Brittleness

This entry is part 1 of 43 in the series Words

The Whorf-Sapir hypothesis says that our language shapes our thoughts. (Recently, there was a segment on NPR news about how important dinnertime was for kids, mostly because the discussion is a great place to learn new words and concepts.)

So here’s a vocabulary word to use and contemplate as you think about ED systems: “brittle.”

When I hear the word, I think of peanut brittle; of shiny cast metal faucets that break, and the dull, greyish metal exposed in the break (“pot metal,” the plumbers call it). What do you think of?
Read the rest of this entry
»

Share

Robustness

This entry is part 2 of 43 in the series Words

Robust. My dictionary defines it as

ro·bust, adj.

1.strong and healthy; hardy; vigorous: a robust young man; a robust faith; a robust mind.

2.strongly or stoutly built: his robust frame.

3.suited to or requiring bodily strength or endurance: robust exercise.

4.rough, rude, or boisterous: robust drinkers and dancers.

5.rich and full-bodied: the robust flavor of freshly brewed coffee.

For ED systems (including computer systems), what does “robust” mean?

Many ED computer systems are “rude” (in an interpersonal relations sense, that is; see the works of Alan Cooper such as The Inmates are Running the Asylum). But that’s not the point of this essay. Instead, let’s concentrate on the term “hardy.” If I look this up in my dictionary, I find a definition that reads

capable of enduring fatigue, hardship, exposure, etc.; sturdy; strong: hardy explorers of northern Canada.

Read the rest of this entry
»

Share

Diversity

This entry is part 3 of 43 in the series Words

Redundancy vs. diversityIrish potato famine Bridget O'Donnel

Redundancy with a stock of identical parts to replace failed components is a standard way to make industrial processes more reliable.

For an ED mission-critical computer system, which needs to be up and running 24/7/365, one way to implement this is to have a backup server always ready to go, with recent copies of the databases. This could be used also for “downtime” when changes must be made to the system. However, this is expensive in terms of hardware, software licensing (though that really shouldn’t be an issue if the software vendors knew what was good for them), but most of all in terms of system maintenance. Read the rest of this entry
»

Share

“Niche” Computer Systems

This entry is part 4 of 43 in the series Words
Shaker Cabinet:Woodgrain Vinyl::"niche" ED system:HIS ED module

Shaker Cabinet:Woodgrain Vinyl::"niche" ED system:HIS ED module

At the EDIS Symposium each year, a big question for attendees is “should we install the ED module of our hospital-wide information system (HIS), or should we install a ‘niche’ system that’s designed specifically for the ED?”

Traditional wisdom has it that the “niche” systems, also known as “best-of-breed,” will work better than the ED-specific module of a big HIS. This is true.

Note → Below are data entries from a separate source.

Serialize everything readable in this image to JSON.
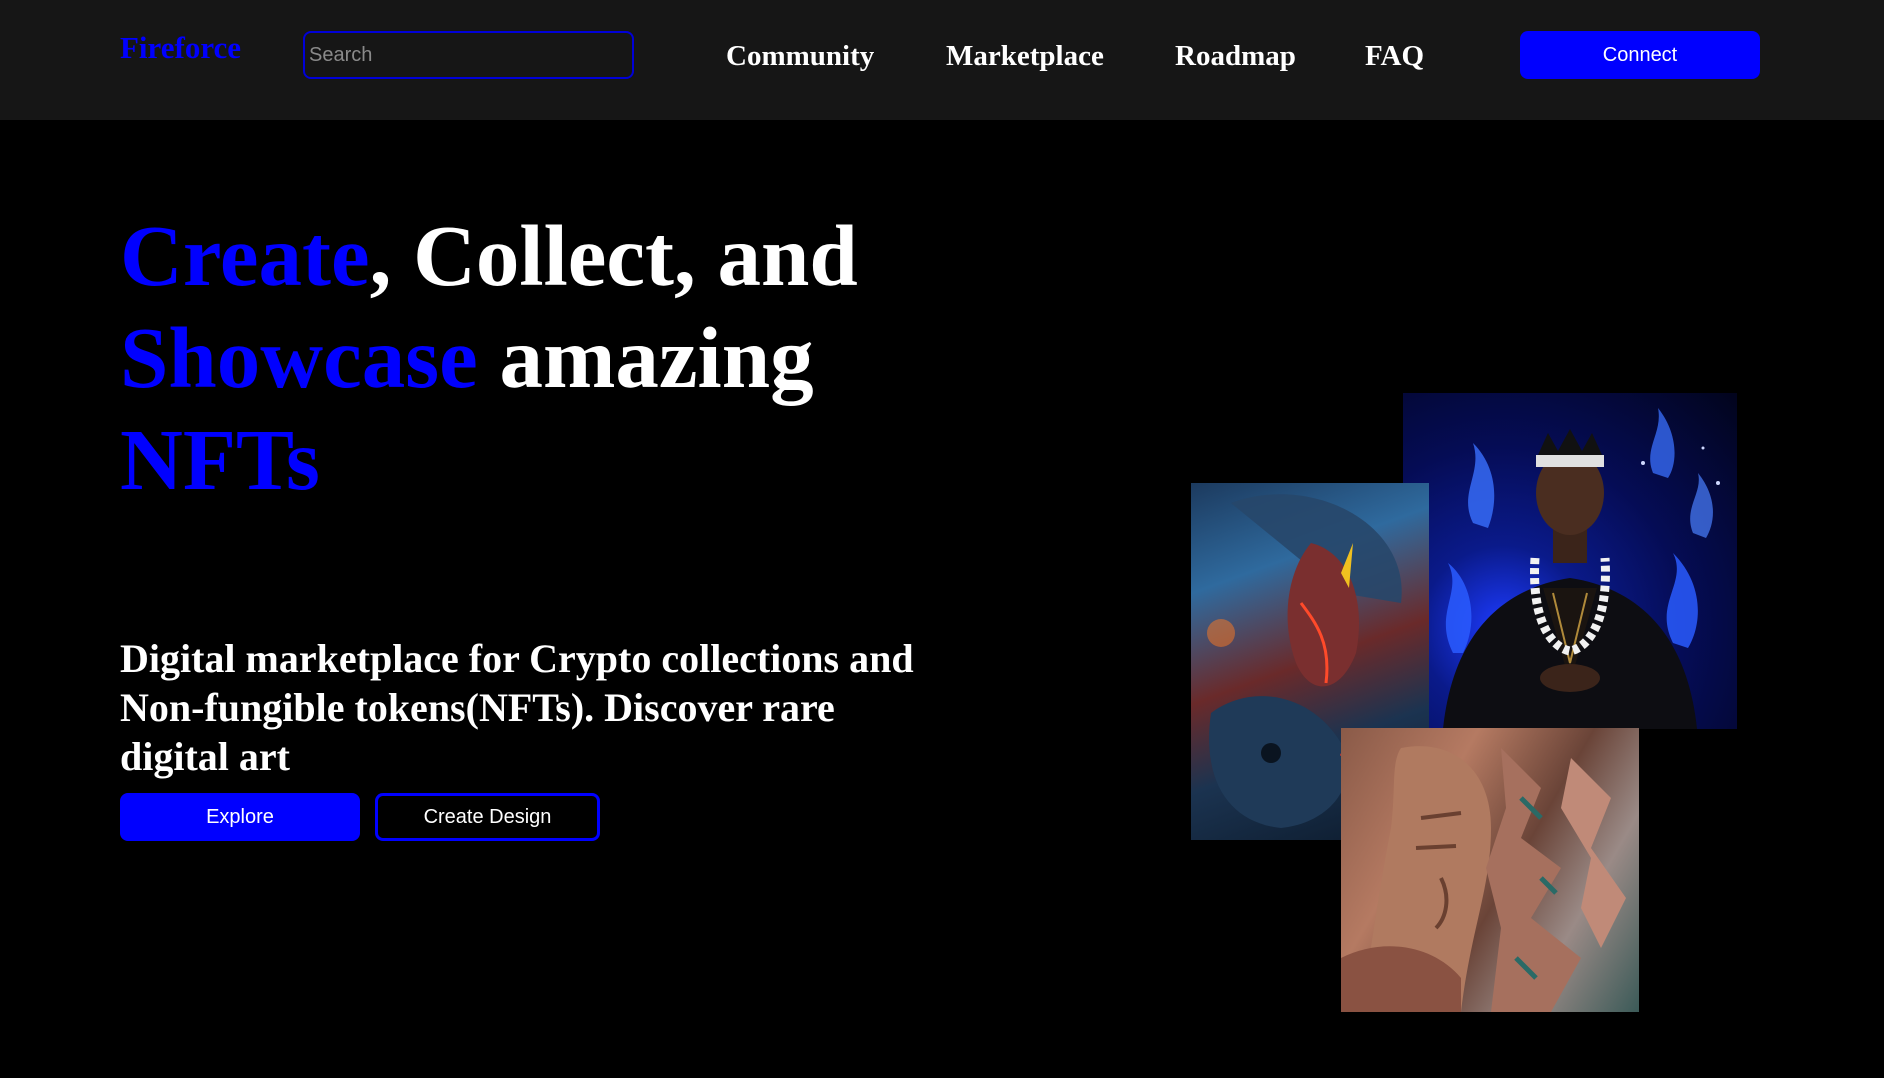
{
  "nav": {
    "logo": "Fireforce",
    "search_placeholder": "Search",
    "links": [
      "Community",
      "Marketplace",
      "Roadmap",
      "FAQ"
    ],
    "connect_label": "Connect"
  },
  "hero": {
    "headline": {
      "word1": "Create",
      "rest1": ", Collect, and",
      "word2": "Showcase",
      "rest2": " amazing",
      "word3": "NFTs"
    },
    "subtext": "Digital marketplace for Crypto collections and Non-fungible tokens(NFTs). Discover rare digital art",
    "explore_label": "Explore",
    "create_label": "Create Design"
  },
  "colors": {
    "accent": "#0000ff",
    "navbar_bg": "#161616",
    "page_bg": "#000000",
    "text": "#ffffff"
  }
}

Surveys by KLAS show this, and certainly my personal experiences with four or five different EDISs bears this out.

However, there are reasons why the ED module of a HIS can actually be better, at least in some ways, than a dedicated niche/best-of-breed ED system – integration. For instance, where I worked in the ED at Mercy Hospital of Pittsburgh (~60,000/year ED visits, Level I Trauma/Burn/tertiary care teaching center), we had Wellsoft, the KLAS top-ranked niche EDIS. We used it for tracking, nurse charting but not physician charting (we use Dictaphone EWS for physician charting), and a whole host of other purposes in the ED. It was extremely well-liked by all. However, the hospital was doing poorly (in financial terms) and it merged with University of Pittsburgh Medical Center, becoming UPMC Mercy. The ED was forced to abandon Wellsoft and adopt Cerner FirstNet, the ED tracking module of the UPMC-wide Cerner HIS. Users complained about this “downgrade” and of how “klunky” FirstNet was compared to Wellsoft – and indeed this is borne out by FirstNet having a much lower KLAS rating than Wellsoft. Read the rest of this entry
»

Share

Downtime

This entry is part 5 of 43 in the series Words

“Downtime.”

What an ugly word. Wiktionary defines it as The amount of time lost due to forces beyond one’s control, as with a computer crash.

Just the thought makes one down, makes one depressed.

Most “niche” (best-of-breed) Emergency Department Information Systems (EDISs) are justly proud that they don’t go down.

That is, unless there is a massive problem like a power failure with both backup generators failing. That actually happened at Mercy Hospital of Pittsburgh once. Luckily I do cave and mountain rescue and always have some spare headlights in my truck. I was able to get them from the truck and they certainly helped us keep going. If you’re interested in the topic of emergency lighting for hospital disasters, check out my essay on the topic.

Read the rest of this entry
»

Share